We had a lot of sticky notes from the user testing sessions noting things that worked and didn’t work. After sorting them by task and user and putting them all up on the wall it was still visually and cognitively challenging to see the key findings. So we created a spreadsheet and started pulling sticky notes off the wall one by one, keep tally of success, failures, and neutral observations. By the time we had finished this process we could clearly see what had worked and what had failed in our prototype. There were a lot of areas that needed improvement, but it also seemed like incremental improvements would solve the problems, not a completely different approach.

Day 13: Solving Problems and Updating the Storyboard

We spent the next day working through all the problems from our spreadsheet that we found via user testing and discussing how we could fix each one. We thought we might need to limit ourselves to the low-hanging fruit, but found we were in agreement about how to fix almost everything, so by the end of the day we had an action plan about what to change in our prototype.

Day 14: Updating the Prototype

We made the changes in Keynote and built a new prototype from scratch in Marvel. After discussion and feedback from a native Somali speaker we better understood just how poor our Somali translation was, and we opted to test with the English version regardless of the language preference of our testers.

We also simplified like crazy. For example, we simplified the words we used to describe buttons and actions. We added icons in key spots to hint at what the button did in case the language wasn’t clear. And we added a big green button that always meant “next” so that users would have an easier time moving through the account setup process. We did a run-through of the new version with the whole team and updated our user testing script accordingly. We were cautiously optimistic that the results would improve, but we weren’t sure how much.

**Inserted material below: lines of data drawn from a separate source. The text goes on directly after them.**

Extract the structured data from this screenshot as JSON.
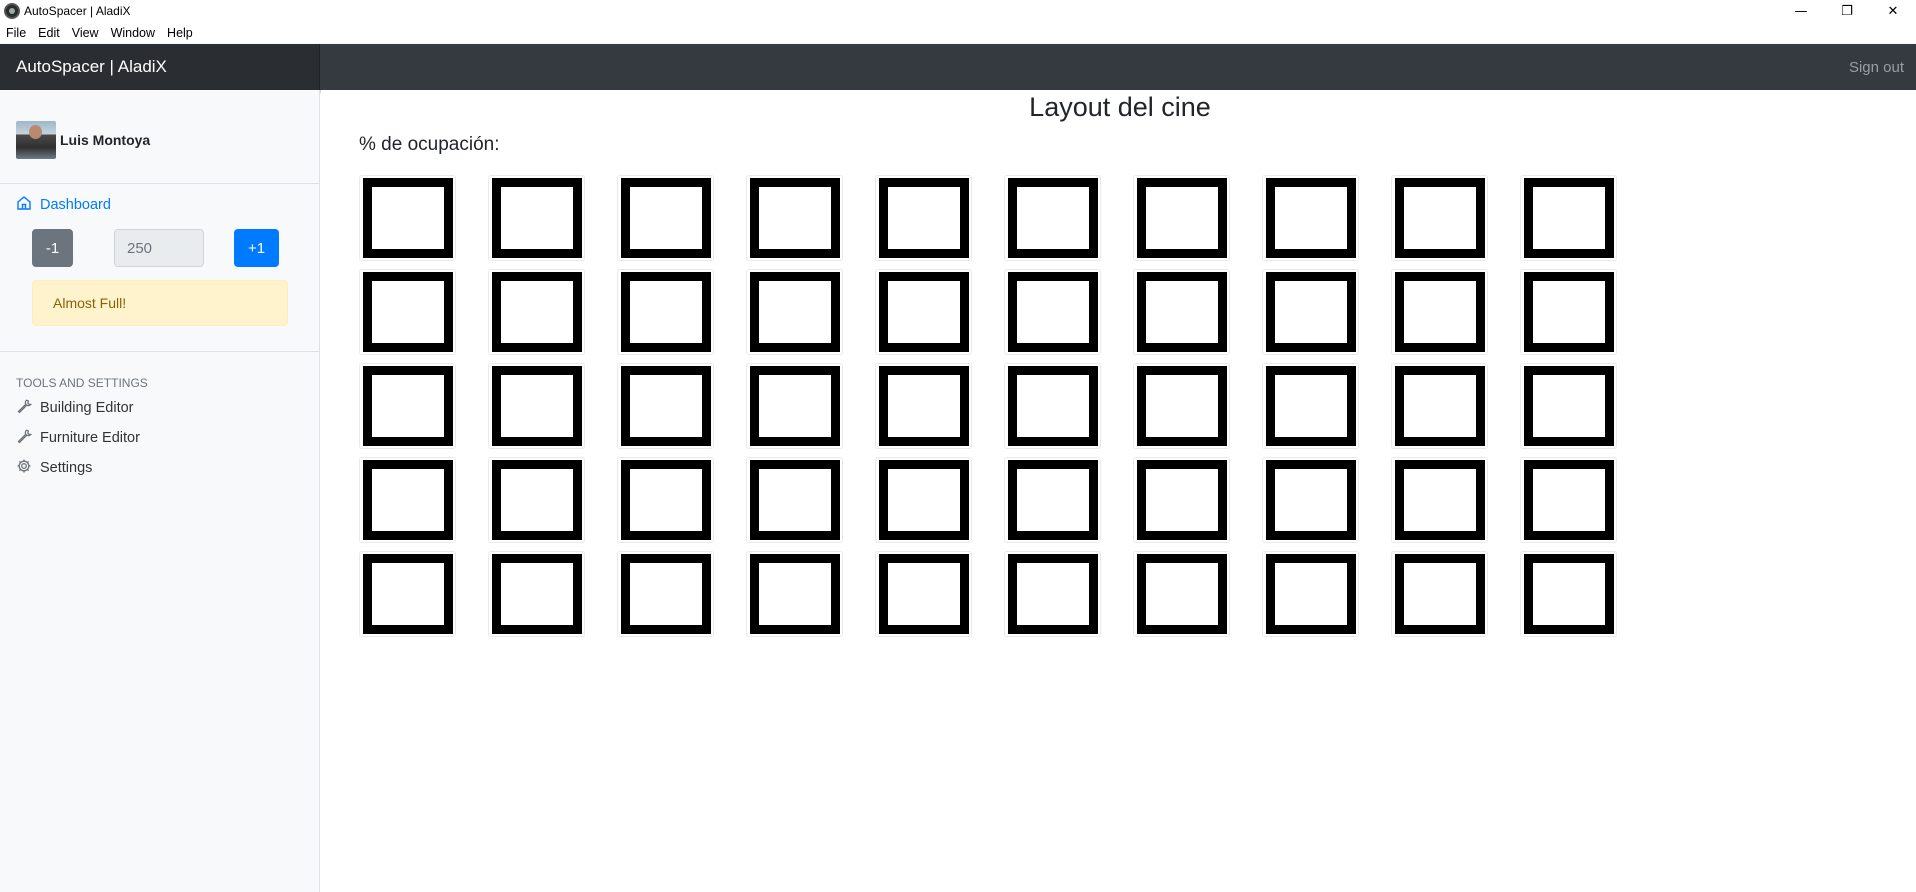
{
  "window": {
    "title": "AutoSpacer | AladiX",
    "controls": {
      "minimize": "—",
      "restore": "❐",
      "close": "✕"
    }
  },
  "menu": [
    "File",
    "Edit",
    "View",
    "Window",
    "Help"
  ],
  "navbar": {
    "brand": "AutoSpacer | AladiX",
    "sign_out": "Sign out"
  },
  "sidebar": {
    "user_name": "Luis Montoya",
    "dashboard_label": "Dashboard",
    "counter": {
      "minus_label": "-1",
      "value": "250",
      "plus_label": "+1"
    },
    "alert_text": "Almost Full!",
    "tools_heading": "TOOLS AND SETTINGS",
    "tools": [
      {
        "label": "Building Editor",
        "icon": "wrench-icon"
      },
      {
        "label": "Furniture Editor",
        "icon": "wrench-icon"
      },
      {
        "label": "Settings",
        "icon": "gear-icon"
      }
    ]
  },
  "main": {
    "title": "Layout del cine",
    "occupancy_label": "% de ocupación:",
    "seat_grid": {
      "rows": 5,
      "columns": 10
    }
  },
  "colors": {
    "navbar": "#343a40",
    "brand_bg": "#2a2e33",
    "primary": "#007bff",
    "secondary": "#6c757d",
    "alert_bg": "#fff3cd",
    "alert_text": "#856404",
    "seat_border": "#000000"
  }
}
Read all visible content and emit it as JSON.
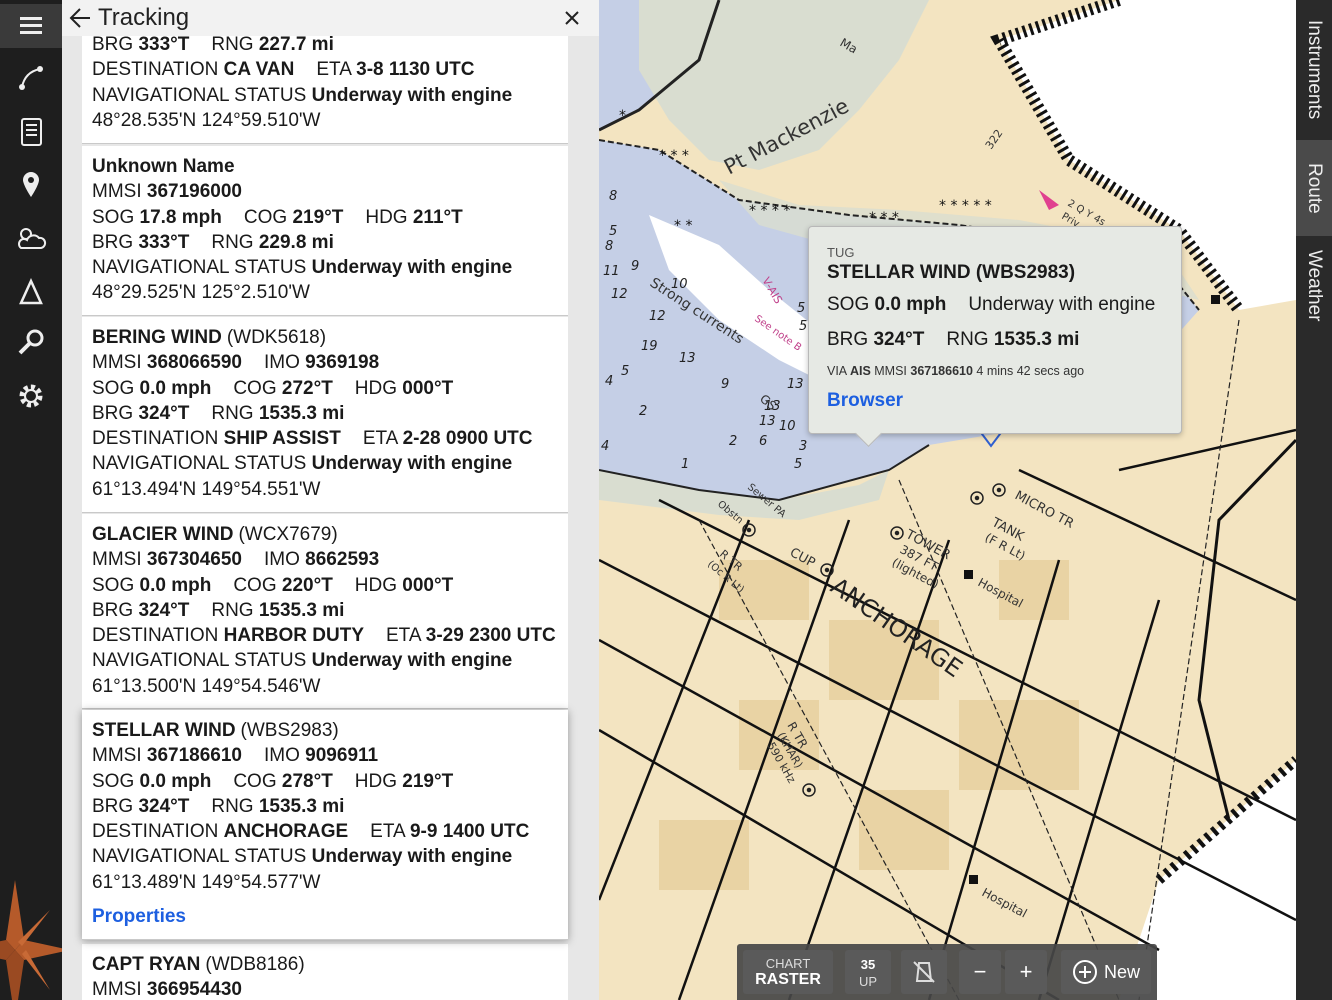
{
  "rail": {
    "icons": [
      "menu-icon",
      "route-icon",
      "logbook-icon",
      "marker-icon",
      "weather-icon",
      "triangle-icon",
      "search-icon",
      "settings-icon"
    ]
  },
  "panel": {
    "title": "Tracking"
  },
  "vessels": [
    {
      "name": "",
      "callsign": "",
      "lines": [
        [
          [
            "BRG ",
            "333°T"
          ],
          [
            "RNG ",
            "227.7 mi"
          ]
        ],
        [
          [
            "DESTINATION ",
            "CA VAN"
          ],
          [
            "ETA ",
            "3-8 1130 UTC"
          ]
        ],
        [
          [
            "NAVIGATIONAL STATUS ",
            "Underway with engine"
          ]
        ]
      ],
      "position": "48°28.535'N 124°59.510'W"
    },
    {
      "name": "Unknown Name",
      "callsign": "",
      "lines": [
        [
          [
            "MMSI ",
            "367196000"
          ]
        ],
        [
          [
            "SOG ",
            "17.8 mph"
          ],
          [
            "COG ",
            "219°T"
          ],
          [
            "HDG ",
            "211°T"
          ]
        ],
        [
          [
            "BRG ",
            "333°T"
          ],
          [
            "RNG ",
            "229.8 mi"
          ]
        ],
        [
          [
            "NAVIGATIONAL STATUS ",
            "Underway with engine"
          ]
        ]
      ],
      "position": "48°29.525'N 125°2.510'W"
    },
    {
      "name": "BERING WIND",
      "callsign": "(WDK5618)",
      "lines": [
        [
          [
            "MMSI ",
            "368066590"
          ],
          [
            "IMO ",
            "9369198"
          ]
        ],
        [
          [
            "SOG ",
            "0.0 mph"
          ],
          [
            "COG ",
            "272°T"
          ],
          [
            "HDG ",
            "000°T"
          ]
        ],
        [
          [
            "BRG ",
            "324°T"
          ],
          [
            "RNG ",
            "1535.3 mi"
          ]
        ],
        [
          [
            "DESTINATION ",
            "SHIP ASSIST"
          ],
          [
            "ETA ",
            "2-28 0900 UTC"
          ]
        ],
        [
          [
            "NAVIGATIONAL STATUS ",
            "Underway with engine"
          ]
        ]
      ],
      "position": "61°13.494'N 149°54.551'W"
    },
    {
      "name": "GLACIER WIND",
      "callsign": "(WCX7679)",
      "lines": [
        [
          [
            "MMSI ",
            "367304650"
          ],
          [
            "IMO ",
            "8662593"
          ]
        ],
        [
          [
            "SOG ",
            "0.0 mph"
          ],
          [
            "COG ",
            "220°T"
          ],
          [
            "HDG ",
            "000°T"
          ]
        ],
        [
          [
            "BRG ",
            "324°T"
          ],
          [
            "RNG ",
            "1535.3 mi"
          ]
        ],
        [
          [
            "DESTINATION ",
            "HARBOR DUTY"
          ],
          [
            "ETA ",
            "3-29 2300 UTC"
          ]
        ],
        [
          [
            "NAVIGATIONAL STATUS ",
            "Underway with engine"
          ]
        ]
      ],
      "position": "61°13.500'N 149°54.546'W"
    },
    {
      "name": "STELLAR WIND",
      "callsign": "(WBS2983)",
      "lines": [
        [
          [
            "MMSI ",
            "367186610"
          ],
          [
            "IMO ",
            "9096911"
          ]
        ],
        [
          [
            "SOG ",
            "0.0 mph"
          ],
          [
            "COG ",
            "278°T"
          ],
          [
            "HDG ",
            "219°T"
          ]
        ],
        [
          [
            "BRG ",
            "324°T"
          ],
          [
            "RNG ",
            "1535.3 mi"
          ]
        ],
        [
          [
            "DESTINATION ",
            "ANCHORAGE"
          ],
          [
            "ETA ",
            "9-9 1400 UTC"
          ]
        ],
        [
          [
            "NAVIGATIONAL STATUS ",
            "Underway with engine"
          ]
        ]
      ],
      "position": "61°13.489'N 149°54.577'W",
      "link": "Properties",
      "selected": true
    },
    {
      "name": "CAPT RYAN",
      "callsign": "(WDB8186)",
      "lines": [
        [
          [
            "MMSI ",
            "366954430"
          ]
        ]
      ],
      "position": ""
    }
  ],
  "map": {
    "labels": [
      "Pt Mackenzie",
      "Strong currents",
      "ANCHORAGE",
      "MICRO TR",
      "TANK",
      "(F R Lt)",
      "TOWER",
      "387 FT",
      "(lighted)",
      "Hospital",
      "Hospital",
      "CUP",
      "R TR",
      "(KHAR)",
      "590 kHz",
      "R TR",
      "(Oc R Lt)",
      "Sewer PA",
      "Obstn",
      "See note B",
      "V-AIS",
      "322",
      "Ma",
      "2 Q Y 4s",
      "Priv",
      "GS"
    ],
    "soundings": [
      "8",
      "9",
      "10",
      "12",
      "13",
      "19",
      "13",
      "9",
      "13",
      "6",
      "2",
      "1",
      "5",
      "4",
      "5",
      "2",
      "4",
      "8",
      "12",
      "11",
      "5",
      "3",
      "5",
      "13",
      "10",
      "5"
    ]
  },
  "popup": {
    "type": "TUG",
    "name": "STELLAR WIND (WBS2983)",
    "sog_label": "SOG ",
    "sog_value": "0.0 mph",
    "status": "Underway with engine",
    "brg_label": "BRG ",
    "brg_value": "324°T",
    "rng_label": "RNG ",
    "rng_value": "1535.3 mi",
    "via_prefix": "VIA ",
    "via_source": "AIS",
    "via_mmsi_label": " MMSI ",
    "via_mmsi": "367186610",
    "via_age": " 4 mins 42 secs ago",
    "link": "Browser"
  },
  "right_tabs": [
    {
      "label": "Instruments",
      "active": false
    },
    {
      "label": "Route",
      "active": true
    },
    {
      "label": "Weather",
      "active": false
    }
  ],
  "toolbar": {
    "chart_small": "CHART",
    "chart_big": "RASTER",
    "up_num": "35",
    "up_label": "UP",
    "zoom_out": "−",
    "zoom_in": "+",
    "new_label": "New"
  },
  "colors": {
    "land": "#f3e4c1",
    "water": "#c5cfe6",
    "tidal": "#d9ddd0",
    "link": "#1d5fe0",
    "rail": "#1e1e1e"
  }
}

Day 15: Test Again

One of our testers

We had asked our recruiter to scheduled five more testers, and we explained the problems with the testers last time. We were more insistent that the people he recruited should meet certain criteria. We decided to be ambitious and try to fit everyone into a single day, no matter how long it took. We rented the same meeting rooms in the same hotel, and this time we knew what our technical setup would be. And the day went incredibly smoothly. People arrived on time. The video streams held up. But more importantly, testers loved the new version of the app. Previously we had seen creased brows of concentration and people struggling with basic tasks. Now our testers were breezing through the app, commenting on how easy it was, and actually smiling while they used it! Some of that was due to having testers who were more confident with smartphones, but if it hadn’t been for all the struggles of our first testers, we wouldn’t have been as ruthless about simplifying things.


It’s impossible to state just how valuable it is to watch someone try to use a prototype, and we learned so much during the process of building and testing it. For example, we learned that some people are uncomfortable taking a “selfie” as a form of identification, that not everyone knows their birthdate, and that people sometimes perform smartphone tasks by memorizing the steps, not by reading button names.

We also found out that our modifications and changes to the process described in Sprint mostly worked in our favor, although we still wish we had a bigger team. The book gave us a solid starting point, and with some modifications here and there (along with some thinking about design theory) it can definitely work for “sprinters without borders.”

By the end of the design sprint we felt even closer to our future users than we had before, and felt an even stronger sense of solidarity. We sat inside homes, met children, and sometimes shared a meal. We heard about their challenges and their hopes. And we worked side-by-side with some of them to imagine ways to deal with those challenges while strengthening their communities. There’s no greater value than that.